ARACELY (CONT’D): Rubber stamp. Permanent marker.
ARACELY: We’ve got backups for everything.
BIANCA: ARE YOU FUCKING KIDDING ME?!
ARACELY: WILL YOU SHUT THE FUCK UP. They’re watching MOANA FUCK!
BIANCA: Who cares about FUCKING MOANA?!
ARACELY: They do, okay?! I do! Just because you don’t give a shit doesn’t mean these kids don’t deserve some normalcy /in their lives—
BIANCA: Normalcy?! You call this normalcy?!
ARACELY: YES! I DO!
BIANCA: Where are the girls.
ARACELY: These fifteen hundred kids? Most of their parents have already been sent back, the likeliness of reunification is slim to none—
BIANCA: Where are the girls?!
ARACELY: The least we can do is give them fucking MOANA in SPANISH so they can forget for a fucking minute where they are and why they’re here—
BIANCA: WHERE ARE THE GIRLS?!
ARACELY: I DON’T KNOW! No one knows where the girls are, okay?! They just sent us here and asked us to be here and there weren’t any girls here and when I asked about them they told me to follow the check boxes and I checked for them myself and they weren’t here, okay, they just weren’t. (beat) I don’t know where the girls are. None of us do.
BIANCA: My mom hopped on a caravan with my little sister back home in this tiny town in Veracruz just outside Córdoba. It’s called La Patrona. There was about fifty or sixty migrants making their way north, escaping El Salvador, Honduras y Guatemala. There aren’t just Mexican kids here, you know. People think that, but it’s not true.

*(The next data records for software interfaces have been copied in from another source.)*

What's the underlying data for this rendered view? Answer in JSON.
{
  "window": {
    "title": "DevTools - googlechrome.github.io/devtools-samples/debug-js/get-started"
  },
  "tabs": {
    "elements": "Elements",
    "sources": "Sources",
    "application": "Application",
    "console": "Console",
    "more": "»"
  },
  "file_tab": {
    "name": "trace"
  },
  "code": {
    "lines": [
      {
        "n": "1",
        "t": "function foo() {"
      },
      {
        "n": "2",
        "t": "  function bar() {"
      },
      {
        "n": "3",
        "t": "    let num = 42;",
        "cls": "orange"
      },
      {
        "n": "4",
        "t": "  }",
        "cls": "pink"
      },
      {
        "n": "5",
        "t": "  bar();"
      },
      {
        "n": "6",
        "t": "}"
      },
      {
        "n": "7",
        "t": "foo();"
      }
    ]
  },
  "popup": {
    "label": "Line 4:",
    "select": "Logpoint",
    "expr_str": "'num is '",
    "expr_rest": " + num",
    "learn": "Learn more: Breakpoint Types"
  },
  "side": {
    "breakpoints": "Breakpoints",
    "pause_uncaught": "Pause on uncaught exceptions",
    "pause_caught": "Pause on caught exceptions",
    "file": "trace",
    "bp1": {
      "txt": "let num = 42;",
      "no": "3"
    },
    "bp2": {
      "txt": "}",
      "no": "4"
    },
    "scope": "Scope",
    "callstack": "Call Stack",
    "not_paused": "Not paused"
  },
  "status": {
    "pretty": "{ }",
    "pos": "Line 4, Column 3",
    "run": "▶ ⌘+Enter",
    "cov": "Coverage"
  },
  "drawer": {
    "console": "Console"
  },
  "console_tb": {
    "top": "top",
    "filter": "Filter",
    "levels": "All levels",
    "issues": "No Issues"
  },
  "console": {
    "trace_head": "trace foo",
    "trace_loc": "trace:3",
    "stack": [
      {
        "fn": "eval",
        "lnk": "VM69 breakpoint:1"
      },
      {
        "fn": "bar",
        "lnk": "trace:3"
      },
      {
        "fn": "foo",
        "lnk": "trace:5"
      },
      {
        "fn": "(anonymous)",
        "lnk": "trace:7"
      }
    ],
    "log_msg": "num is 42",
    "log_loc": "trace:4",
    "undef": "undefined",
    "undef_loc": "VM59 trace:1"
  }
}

They hopped on the caravan because the trains stopped running in México and they knew that was the only way to get to me . . . Soon as they got here, they took my sister and sent my mom back . . . I’ve been looking for my sister ever since. I’ve been up and down the border and . . . I haven’t seen her or . . . any girls . . . anywhere.
ARACELY: I wish I knew where your sister was. But wherever she is . . . I’m sure she’s just fine.
BIANCA: Try telling my mom that.
BIANCA (CONT’D): What if she’s still hungry? Will they say no to her too?
ARACELY: I don’t know.
A moment. Moana’s “Cuán Lejos Voy” plays
louder and louder until it’s deafening.
End of play.
Isaac Gomez is a Chicago-based playwright originally from El Paso, Texas/Ciudad Juárez, Mexico. His play La Ruta will be receiving its world premiere at Steppenwolf Theatre Company this fall. He is currently under commission from South Coast Repertory, the Goodman Theatre, Denver Center for the Performing Arts, The Theatre School at DePaul University, Writers Theater, Steep Theatre, and StepUp Chicago Playwrights. He is the recipient of the 2018 Dramatists Guild Lanford Wilson Award, an inaugural 3Arts “Make a Wave” grantee, a Resident Playwright at Chicago Dramatists, an Artistic Associate with Victory Gardens Theater, among other honors and artistic affiliations.